App and web page records>
───

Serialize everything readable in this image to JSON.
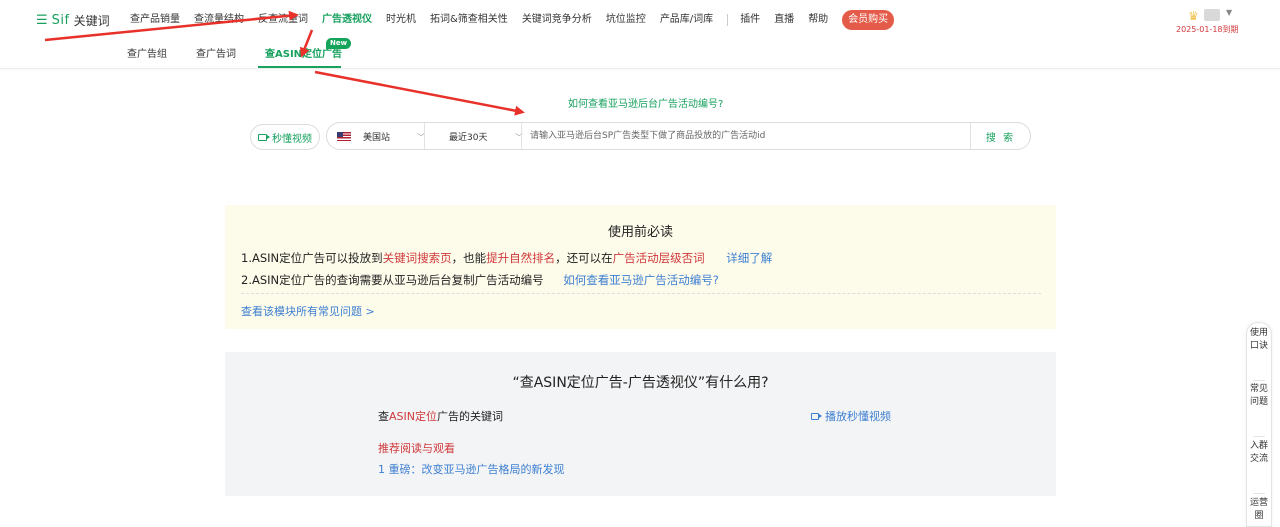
{
  "topnav": {
    "brand": "Sif",
    "brand_suffix": "关键词",
    "items": [
      {
        "label": "查产品销量"
      },
      {
        "label": "查流量结构"
      },
      {
        "label": "反查流量词"
      },
      {
        "label": "广告透视仪"
      },
      {
        "label": "时光机"
      },
      {
        "label": "拓词&筛查相关性"
      },
      {
        "label": "关键词竞争分析"
      },
      {
        "label": "坑位监控"
      },
      {
        "label": "产品库/词库"
      },
      {
        "label": "插件"
      },
      {
        "label": "直播"
      },
      {
        "label": "帮助"
      }
    ],
    "active_index": 3,
    "member_button": "会员购买",
    "expire_text": "2025-01-18到期"
  },
  "subtabs": {
    "items": [
      {
        "label": "查广告组"
      },
      {
        "label": "查广告词"
      },
      {
        "label": "查ASIN定位广告"
      }
    ],
    "new_badge": "New"
  },
  "search": {
    "help_link": "如何查看亚马逊后台广告活动编号?",
    "video_button": "秒懂视频",
    "site": "美国站",
    "range": "最近30天",
    "placeholder": "请输入亚马逊后台SP广告类型下做了商品投放的广告活动id",
    "button": "搜 索"
  },
  "notice": {
    "title": "使用前必读",
    "line1": {
      "a": "1.ASIN定位广告可以投放到",
      "b": "关键词搜索页",
      "c": "，也能",
      "d": "提升自然排名",
      "e": "，还可以在",
      "f": "广告活动层级否词",
      "link": "详细了解"
    },
    "line2": {
      "a": "2.ASIN定位广告的查询需要从亚马逊后台复制广告活动编号",
      "link": "如何查看亚马逊广告活动编号?"
    },
    "faq_link": "查看该模块所有常见问题 >"
  },
  "usage": {
    "title": "“查ASIN定位广告-广告透视仪”有什么用?",
    "kw_prefix": "查",
    "kw_red": "ASIN定位",
    "kw_suffix": "广告的关键词",
    "video_link": "播放秒懂视频",
    "recommend": "推荐阅读与观看",
    "article": "1 重磅：改变亚马逊广告格局的新发现"
  },
  "side_tool": {
    "items": [
      "使用口诀",
      "常见问题",
      "入群交流",
      "运营圈"
    ]
  },
  "colors": {
    "brand_green": "#19a15f",
    "accent_red": "#d0383b",
    "link_blue": "#3d7fd1",
    "member_red": "#e45b4a",
    "annotation_red": "#e8312a"
  }
}
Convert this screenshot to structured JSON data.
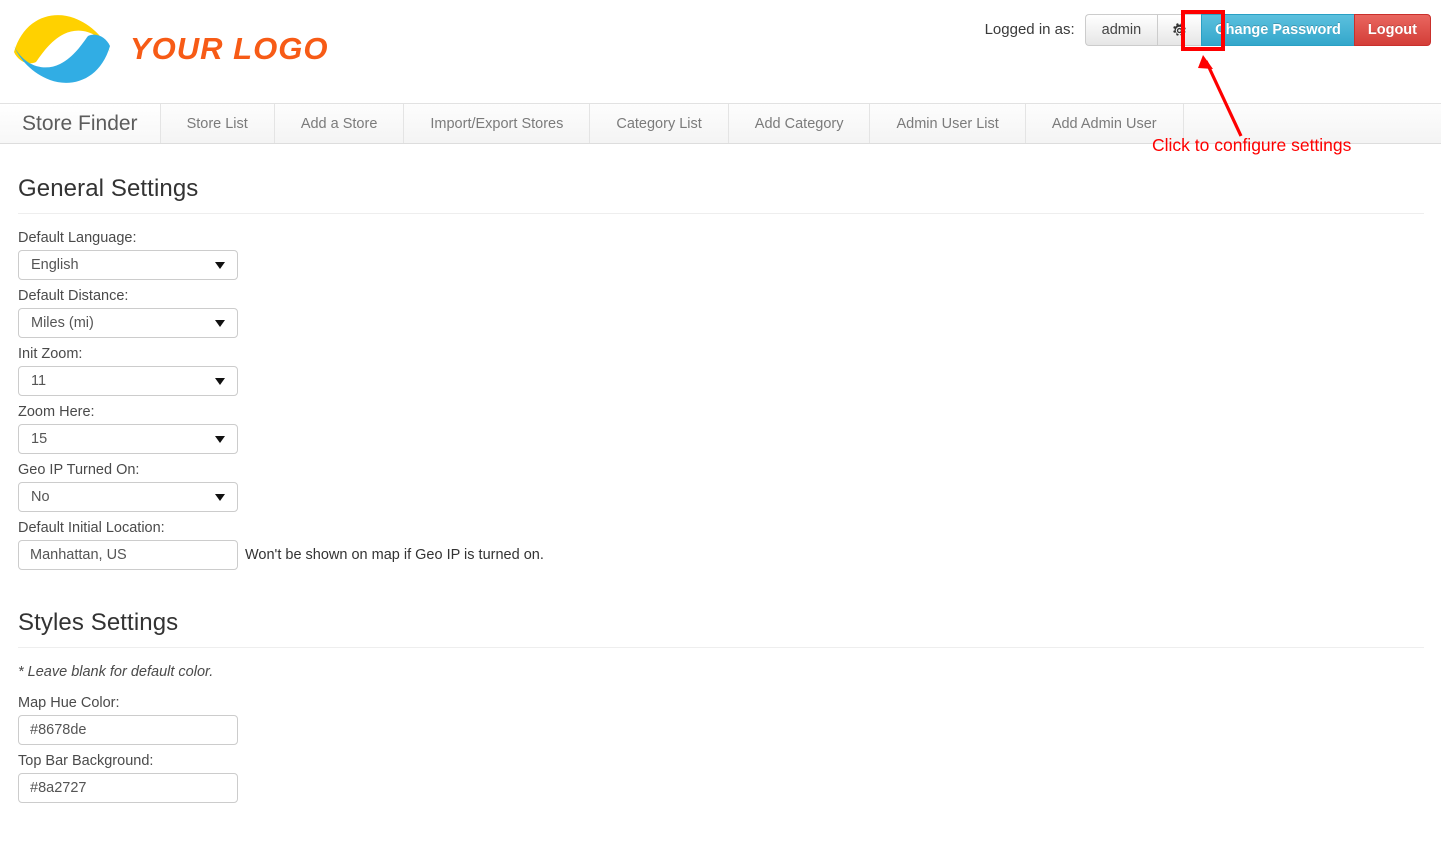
{
  "header": {
    "logo": {
      "mark_name": "wave-swoosh-logo",
      "text": "YOUR LOGO",
      "color_top": "#ffd100",
      "color_bottom": "#31ade4",
      "text_color": "#f75b16"
    },
    "account": {
      "logged_in_label": "Logged in as:",
      "username": "admin",
      "gear_icon": "gear-icon",
      "change_password_label": "Change Password",
      "logout_label": "Logout",
      "info_color": "#5bc0de",
      "danger_color": "#d33e38"
    }
  },
  "nav": {
    "brand": "Store Finder",
    "items": [
      {
        "label": "Store List"
      },
      {
        "label": "Add a Store"
      },
      {
        "label": "Import/Export Stores"
      },
      {
        "label": "Category List"
      },
      {
        "label": "Add Category"
      },
      {
        "label": "Admin User List"
      },
      {
        "label": "Add Admin User"
      }
    ]
  },
  "annotation": {
    "text": "Click to configure settings",
    "color": "#fe0000"
  },
  "general_settings": {
    "title": "General Settings",
    "fields": [
      {
        "label": "Default Language:",
        "value": "English",
        "type": "select"
      },
      {
        "label": "Default Distance:",
        "value": "Miles (mi)",
        "type": "select"
      },
      {
        "label": "Init Zoom:",
        "value": "11",
        "type": "select"
      },
      {
        "label": "Zoom Here:",
        "value": "15",
        "type": "select"
      },
      {
        "label": "Geo IP Turned On:",
        "value": "No",
        "type": "select"
      },
      {
        "label": "Default Initial Location:",
        "value": "Manhattan, US",
        "type": "text",
        "help": "Won't be shown on map if Geo IP is turned on."
      }
    ]
  },
  "styles_settings": {
    "title": "Styles Settings",
    "note": "* Leave blank for default color.",
    "fields": [
      {
        "label": "Map Hue Color:",
        "value": "#8678de",
        "type": "text"
      },
      {
        "label": "Top Bar Background:",
        "value": "#8a2727",
        "type": "text"
      }
    ]
  }
}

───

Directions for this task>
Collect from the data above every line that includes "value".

Solution to this task>
        "value": "English",
        "value": "Miles (mi)",
        "value": "11",
        "value": "15",
        "value": "No",
        "value": "Manhattan, US",
        "value": "#8678de",
        "value": "#8a2727",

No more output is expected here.